Tom and Dick made two bee-lines for the scorer and waited palpitatingly for the verdict.
“What’s my score?” panted Tom.
“And mine?” gasped Dick.
“Fifty-fower, too, sur.”
“You see, my dear fellows,” said the Rev. Henry when they had finished—and his voice was like unto oil that is poured into a wound—”we had to win this match, and if you had gone on batting we should not have had time to get them out. As it is, we shall have to hurry.”
“But, hang it——” said Tom.
“But, look here——” said Dick.
“What on earth are we to do?” said Tom.
“We’re in precisely the same hole as we were before,” said Dick.
“We don’t know how to manage it.”
“We’re absolutely bunkered.”
“Our competition, you see.”
“About Miss Burn, don’t you know.”
“Which is to propose first?”
“We can’t settle it.”
The Rev. Henry smiled a faint, saintly smile and raised a protesting hand.
“My advice,” he said, “is that both of you should refrain from proposing.”
“What?” said Dick.
“Wha-at?” said Tom.
“You see,” purred the Rev. Henry, “you are both very young fellows. Probably you do not know your own minds. You take these things too seri——”
“Now, look here,” said Tom.
“None of that rot,” said Dick.
“I shall propose tonight.”
“I shall propose this evening.”
“I shouldn’t,” said the Rev. Henry. “The fact is——”
“I didn’t tell you before, for fear it should put you off your game; but Miss Burn is engaged already, and has been for three days.”

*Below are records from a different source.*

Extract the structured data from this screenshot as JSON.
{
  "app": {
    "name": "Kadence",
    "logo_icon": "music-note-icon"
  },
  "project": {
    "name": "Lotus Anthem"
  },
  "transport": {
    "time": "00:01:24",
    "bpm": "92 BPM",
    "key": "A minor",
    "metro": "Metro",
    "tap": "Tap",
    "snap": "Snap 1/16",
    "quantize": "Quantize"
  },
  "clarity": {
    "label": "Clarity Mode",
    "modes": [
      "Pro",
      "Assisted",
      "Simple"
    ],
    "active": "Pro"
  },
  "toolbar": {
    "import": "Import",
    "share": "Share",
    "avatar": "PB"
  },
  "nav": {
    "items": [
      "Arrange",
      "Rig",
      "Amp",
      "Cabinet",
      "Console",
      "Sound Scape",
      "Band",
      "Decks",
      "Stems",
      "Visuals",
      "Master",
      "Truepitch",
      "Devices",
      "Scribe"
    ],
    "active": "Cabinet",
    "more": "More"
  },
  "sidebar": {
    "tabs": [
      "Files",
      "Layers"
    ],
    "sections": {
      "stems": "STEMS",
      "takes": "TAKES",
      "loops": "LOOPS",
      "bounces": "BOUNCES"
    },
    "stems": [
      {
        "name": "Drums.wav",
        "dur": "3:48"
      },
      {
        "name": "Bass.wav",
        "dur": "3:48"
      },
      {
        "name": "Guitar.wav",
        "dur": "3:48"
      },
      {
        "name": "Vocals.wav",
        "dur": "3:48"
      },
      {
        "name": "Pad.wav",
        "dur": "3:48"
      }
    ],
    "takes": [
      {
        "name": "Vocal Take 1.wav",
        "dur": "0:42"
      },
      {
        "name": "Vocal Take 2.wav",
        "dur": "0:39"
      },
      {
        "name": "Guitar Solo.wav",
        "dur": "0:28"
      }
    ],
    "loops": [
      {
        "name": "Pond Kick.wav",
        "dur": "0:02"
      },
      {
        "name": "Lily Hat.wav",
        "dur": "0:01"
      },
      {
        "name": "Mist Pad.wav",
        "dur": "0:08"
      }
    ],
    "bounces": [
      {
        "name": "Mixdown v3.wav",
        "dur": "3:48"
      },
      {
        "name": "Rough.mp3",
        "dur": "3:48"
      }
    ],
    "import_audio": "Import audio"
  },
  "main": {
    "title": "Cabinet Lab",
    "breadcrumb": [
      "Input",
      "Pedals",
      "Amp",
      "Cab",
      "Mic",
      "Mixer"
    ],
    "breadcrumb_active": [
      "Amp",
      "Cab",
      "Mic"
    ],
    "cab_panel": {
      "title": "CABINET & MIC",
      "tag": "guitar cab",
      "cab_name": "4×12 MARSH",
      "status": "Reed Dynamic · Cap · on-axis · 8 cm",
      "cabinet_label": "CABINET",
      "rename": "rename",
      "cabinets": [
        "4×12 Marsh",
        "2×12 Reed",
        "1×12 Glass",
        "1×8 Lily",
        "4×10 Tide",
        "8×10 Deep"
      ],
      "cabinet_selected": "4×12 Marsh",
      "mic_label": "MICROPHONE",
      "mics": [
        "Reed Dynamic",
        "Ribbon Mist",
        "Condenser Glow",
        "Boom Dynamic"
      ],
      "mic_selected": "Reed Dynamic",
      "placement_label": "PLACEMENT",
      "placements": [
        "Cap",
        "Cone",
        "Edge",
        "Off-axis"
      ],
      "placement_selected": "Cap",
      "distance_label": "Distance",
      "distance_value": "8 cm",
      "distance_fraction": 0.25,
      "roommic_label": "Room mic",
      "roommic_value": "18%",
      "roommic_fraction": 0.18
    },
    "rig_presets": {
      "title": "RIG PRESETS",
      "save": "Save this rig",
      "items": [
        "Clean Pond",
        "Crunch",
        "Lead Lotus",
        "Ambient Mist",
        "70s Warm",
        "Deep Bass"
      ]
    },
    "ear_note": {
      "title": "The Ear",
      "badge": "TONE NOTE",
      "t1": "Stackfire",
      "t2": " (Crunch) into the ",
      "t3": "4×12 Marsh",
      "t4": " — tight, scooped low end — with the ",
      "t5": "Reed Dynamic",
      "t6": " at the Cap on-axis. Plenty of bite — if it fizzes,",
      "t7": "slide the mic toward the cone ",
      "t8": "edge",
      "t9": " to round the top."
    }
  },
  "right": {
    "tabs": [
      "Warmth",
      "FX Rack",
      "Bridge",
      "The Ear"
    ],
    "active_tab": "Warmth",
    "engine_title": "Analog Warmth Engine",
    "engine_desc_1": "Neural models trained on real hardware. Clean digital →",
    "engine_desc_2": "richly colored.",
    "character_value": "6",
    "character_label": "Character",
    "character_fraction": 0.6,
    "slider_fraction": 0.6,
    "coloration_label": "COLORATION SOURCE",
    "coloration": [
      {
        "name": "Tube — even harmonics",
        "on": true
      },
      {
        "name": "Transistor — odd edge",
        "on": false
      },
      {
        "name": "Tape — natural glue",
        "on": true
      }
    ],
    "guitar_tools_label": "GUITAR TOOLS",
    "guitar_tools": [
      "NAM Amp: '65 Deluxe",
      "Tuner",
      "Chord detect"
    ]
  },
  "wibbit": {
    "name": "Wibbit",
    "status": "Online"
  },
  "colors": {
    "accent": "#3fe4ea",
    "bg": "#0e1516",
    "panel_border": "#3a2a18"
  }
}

The two rivals started.
“Engaged!” cried Tom.
“Whom to?” hissed Dick.
“Me,” murmured Harry.
Tom, Dick, and Harry by P G Wodehouse